The specifics of the record pursuit weren’t discussed much.
“I call it chasing the ghost,” Paul Brannon said, “and I was the ghost.”
When the record-tying homer sailed over the fence in the opening game of the Class 2-A regional finals against visiting Community School of Davidson, it came with quite a response.
“(People) were talking about when it happened, he jumped out of his seat with both hands, and he ran down the steps,” the catcher said of his father. “I haven’t ever seen him run. Seeing him happy, it just made my night.”
While the home run standard is certainly a topic that’s connected to family, the RBI mark has a special place.

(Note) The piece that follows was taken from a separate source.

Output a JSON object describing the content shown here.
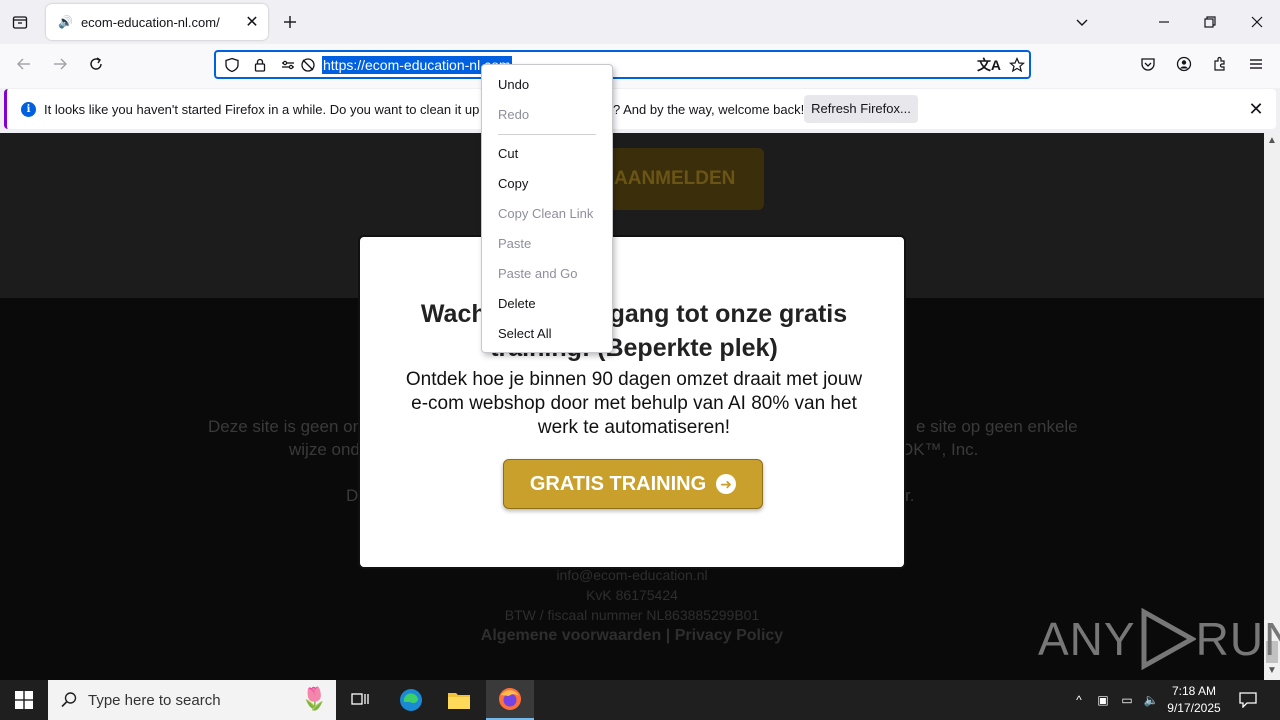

“The RBI record is a team record,” Brannon said. “So I think my guys who scored should have their name up there just as (much) as mine. Driving in runs is the name of the game. More runs equals more wins, so I think that record means more than the home run record.”
Brannon has a 220-pound frame, seemingly made for a catcher.

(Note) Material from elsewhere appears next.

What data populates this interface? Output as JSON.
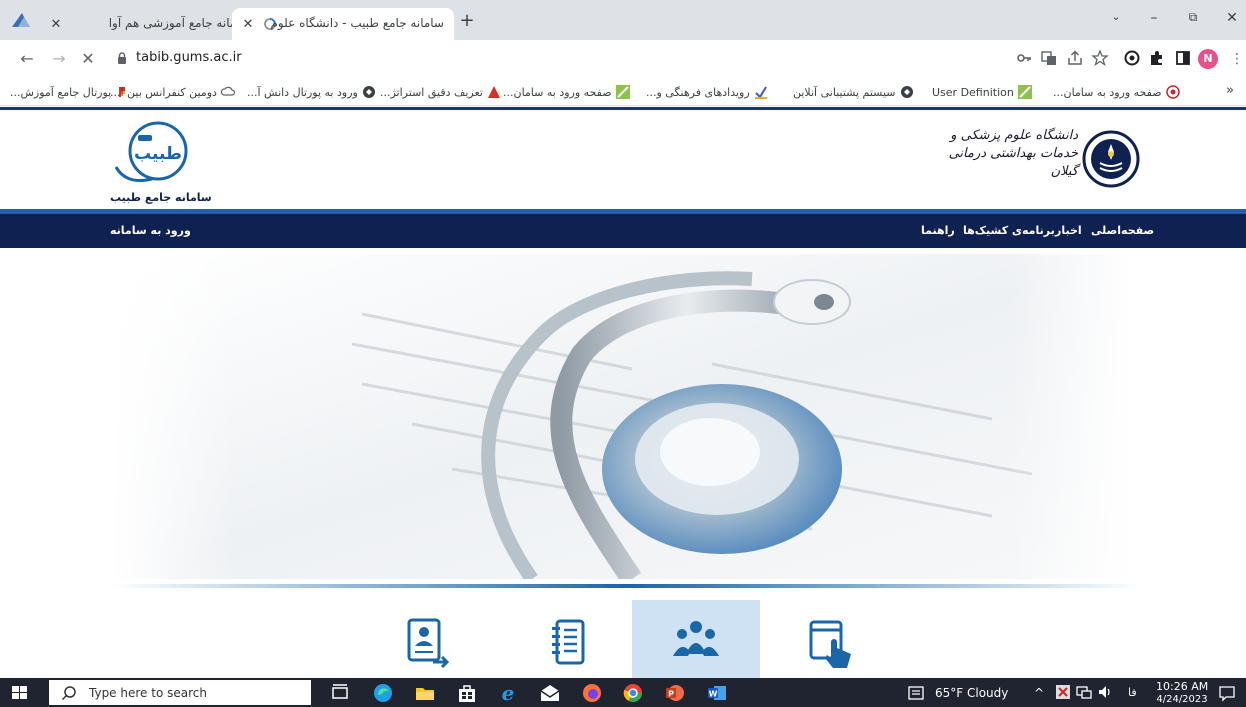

Regardless of hitting home runs at a rapid rate, Brannon refuses to make it complicated.
“I’m hitting it where they’re pitching it, I guess. I don’t know how else to describe it,” he said. “I’ve always had power. I was always really, really strong for my age. Just the refined approach, I don’t have to muscle up to hit the ball. If I just stay smooth and I stick to my approach, I’ll hit it. I figured that when I stay loose, I’ll hit it a lot farther than when I try to hit it far.”

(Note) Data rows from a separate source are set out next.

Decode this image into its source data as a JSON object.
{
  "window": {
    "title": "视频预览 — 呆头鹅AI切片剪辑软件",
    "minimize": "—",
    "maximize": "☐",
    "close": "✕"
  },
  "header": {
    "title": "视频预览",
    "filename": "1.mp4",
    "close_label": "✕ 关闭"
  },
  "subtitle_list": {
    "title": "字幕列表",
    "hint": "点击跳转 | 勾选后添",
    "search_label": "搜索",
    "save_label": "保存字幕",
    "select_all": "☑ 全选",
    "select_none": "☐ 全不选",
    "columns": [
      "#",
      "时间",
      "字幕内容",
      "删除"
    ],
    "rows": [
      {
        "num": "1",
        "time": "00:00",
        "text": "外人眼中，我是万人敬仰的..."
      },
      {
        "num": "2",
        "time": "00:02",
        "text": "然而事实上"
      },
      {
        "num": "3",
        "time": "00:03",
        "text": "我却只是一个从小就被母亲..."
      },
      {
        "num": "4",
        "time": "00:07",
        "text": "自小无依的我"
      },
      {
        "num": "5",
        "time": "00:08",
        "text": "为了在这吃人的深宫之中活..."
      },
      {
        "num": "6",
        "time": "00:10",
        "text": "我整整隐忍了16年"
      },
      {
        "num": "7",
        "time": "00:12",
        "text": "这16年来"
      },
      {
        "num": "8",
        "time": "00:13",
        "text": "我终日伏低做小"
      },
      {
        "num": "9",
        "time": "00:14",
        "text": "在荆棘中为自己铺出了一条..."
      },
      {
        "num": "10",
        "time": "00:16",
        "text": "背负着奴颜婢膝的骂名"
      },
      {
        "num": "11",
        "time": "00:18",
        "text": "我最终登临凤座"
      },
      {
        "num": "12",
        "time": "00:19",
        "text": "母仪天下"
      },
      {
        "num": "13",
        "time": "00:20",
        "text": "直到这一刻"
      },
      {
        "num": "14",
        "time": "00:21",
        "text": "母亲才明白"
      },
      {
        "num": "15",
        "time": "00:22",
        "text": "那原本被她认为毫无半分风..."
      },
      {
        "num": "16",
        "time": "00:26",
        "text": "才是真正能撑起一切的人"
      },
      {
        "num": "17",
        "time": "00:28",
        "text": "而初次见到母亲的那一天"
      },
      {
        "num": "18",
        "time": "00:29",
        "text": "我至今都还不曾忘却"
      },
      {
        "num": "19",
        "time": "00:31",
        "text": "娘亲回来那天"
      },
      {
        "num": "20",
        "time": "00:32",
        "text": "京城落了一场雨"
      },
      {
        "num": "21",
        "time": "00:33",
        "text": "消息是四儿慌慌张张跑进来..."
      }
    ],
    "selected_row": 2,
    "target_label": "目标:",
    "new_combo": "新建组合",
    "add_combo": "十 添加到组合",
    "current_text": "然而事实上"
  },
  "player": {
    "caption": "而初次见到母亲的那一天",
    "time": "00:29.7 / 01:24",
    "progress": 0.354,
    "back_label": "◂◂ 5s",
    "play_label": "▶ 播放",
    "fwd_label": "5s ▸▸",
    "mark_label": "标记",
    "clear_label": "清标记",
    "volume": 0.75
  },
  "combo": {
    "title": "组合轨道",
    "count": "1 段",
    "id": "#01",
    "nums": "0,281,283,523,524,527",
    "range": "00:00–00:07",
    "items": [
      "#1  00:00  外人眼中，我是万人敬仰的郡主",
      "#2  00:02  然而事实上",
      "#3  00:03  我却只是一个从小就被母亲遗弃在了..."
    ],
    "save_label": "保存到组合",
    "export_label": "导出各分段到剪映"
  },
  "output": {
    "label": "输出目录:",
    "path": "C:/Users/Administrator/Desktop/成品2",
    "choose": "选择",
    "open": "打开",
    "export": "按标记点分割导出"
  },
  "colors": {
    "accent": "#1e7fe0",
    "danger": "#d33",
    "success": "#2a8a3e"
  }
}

So, where does this power stem from?
“My butt, my legs,” he said. “I feel like I’m a pretty big kid, and most of my weight is down there, and that’s where I generate most of my power. Hip rotation.”
Third baseman Hunter Atkins batted a spot in front of Brannon in Randleman’s order. He often was on base with the slugger at the plate.
“You’ve just got to be ready for it,” Atkins said. “You’ve got to keep your feet going because he hits the ball so hard. You’ve got to read the ball as hard as he hits it. Line shots, that’s what he does best. The way the ball jumps off the bat.”
Atkins also benefited from taking a slower pace around the bases after Brannon deposited balls over fences. He marvels at the source of the power.
“His legs, for sure. His legs and his hips,” Atkins said. “A big factor in baseball is your legs. If I’d have them legs, I’d love it. Definitely his legs, and his hands.”
When reference was made to an outdated roster listing him at 190 pounds, Brannon smiled.
“Maybe like freshman year,” he said. “Not now; I’m a little bit heavier now.”
Probably wiser, too.
It was no secret that Brannon had developed talents to put him on major-college scouting radars and eventually on pro scouts’ must-see lists. Then other parts fell into place.
“He has always had the skill set as far as physical ability, but he has learned a lot,” said Trey Cooper, a former Randleman teammate and now a Division I pitcher. “You can tell; now he has the IQ behind the plate.”
It was clear through the 2022 season that Brannon’s preferred topic was the Tigers and not individual accolades coming from all directions.
“It’s just a great way to cap off senior year,” he said. “I’m just happy that we won a state championship. I’m OK with the fact that I did what I needed to do to help my team win. Records or not, I did what I needed to do to help us win.”
That might be an understatement.
“He’s just special. He’s a special kid,” Smith said. “He deserves everything he gets because he works so hard, and he does the right things. I’m happy for him, excited for his future.”